The Level Of Competition In Sim Racing

As the intrigue in sim racing grows, so too does the player base, and with that comes incredibly high racing standards. It can be difficult for newcomers to get up to speed without investing hours into training their skills.

iRacing in particular have tried to combat the gulf in class between drivers, assigning each racer with an iRating, which fluctuates depending on performance. Players with similar iRatings will then be matched up together, ensuring closer and more exciting races.

This adds an incentive for drivers to improve, as well as clearing out those who drive recklessly and dampen the racing experience for others. Most sim racing games have some system like this for online play, but they’re never perfect. This means beginners can often find themselves struggling at the back of the pack as they are still learning.
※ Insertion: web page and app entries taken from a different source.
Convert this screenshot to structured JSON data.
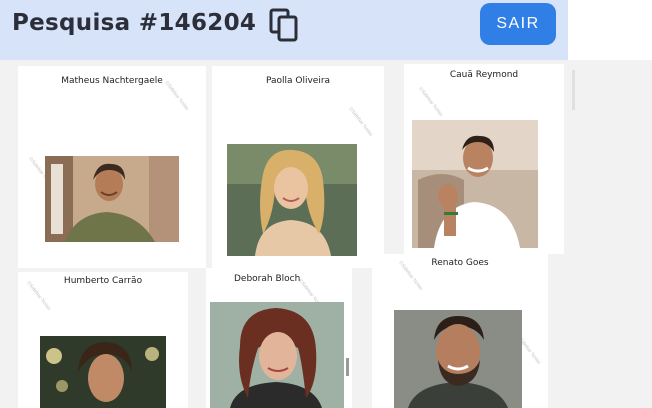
{
  "header": {
    "title": "Pesquisa #146204",
    "exit_label": "SAIR",
    "copy_icon": "copy-icon"
  },
  "cards": [
    {
      "name": "Matheus Nachtergaele"
    },
    {
      "name": "Paolla Oliveira"
    },
    {
      "name": "Cauã Reymond"
    },
    {
      "name": "Humberto Carrão"
    },
    {
      "name": "Deborah Bloch"
    },
    {
      "name": "Renato Goes"
    }
  ],
  "colors": {
    "header_bg": "#d7e3f8",
    "accent": "#2f7fe6",
    "title": "#2c2f3a"
  }
}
However, with practice and regular racing, the systems will usually begin to match you up with players closer to your skill level, so it then becomes up to you in terms of how much you improve. There is a lot to be gained from simply doing some basic sim racing training!

6 Beginner Sim Racing Tips

1. Start Slowly

Don’t feel any pressure to jump into your sim racing rig and start recording world class lap times. Naturally, it’s going to take some time to hone your skills, so take your time and focus on learning the tracks and working on your race craft.

2. Don’t Become Dependent On Driver Assists

Driving assists like racing line indicators are a very useful tool to have when you’re starting out. But be wary – if you become too dependent on them, it will detract from your performance in races where they are not allowed. Learning to decipher racing lines on your own is an excellent skill that will be transferrable to any track you want to race on.

3. Practice On Your Own

Be careful to not jump into an online race immediately. Get to know how certain cars drive before you take the first corner too late and crash into the barriers, taking half the grid with you. This is also another great way of learning tracks and improving your lap times.

4. Learn From Professionals

Thanks to advancements in sim racing from a practical side and a commercial side, the very best sim racers take part in professional tournaments that are often broadcast on the internet. These tournaments are a gold mine for prospective new racers to learn from the very best.

Watch out for how they start races, how they take corners and how they master their positioning on the track. It is also a good opportunity to scout out any equipment that you like the look of. Sim racing YouTubers and streamers also post lots of useful content, and many even offer tutorials on specific aspects of sim racing.

5. Research Your Game Before You Buy It

Each sim racing title has a different purpose with different tracks and styles of racing within them. Make sure you research a game you want to buy first, to make sure it suits your needs and your budget to ensure you don’t feel like you’ve wasted your money.

There are tons of resources online, from videos about the games to reviews that provide more insightful information on games than just the trailers themselves. Check out a few lists of the best sim racing games and match up the option that best fits what you want to get out of sim racing.

6. Enjoy Yourself

Don’t be afraid to make mistakes, as it’s all part of the experience. Learn from every crash and every poor finishing position.Mistakes are a bigger part of sim racing than flawless drives, and the best part is, any crash is easily resolved with the restart button, which can definitely not be said about real-life racing!

Final Thoughts

Sim racing is often hard because beginners feel like they need to be racing at the front of the pack from the beginning, with the best equipment they can buy. However, sim racing can be made far easier with some practice, and by picking the right sim racing game to start with.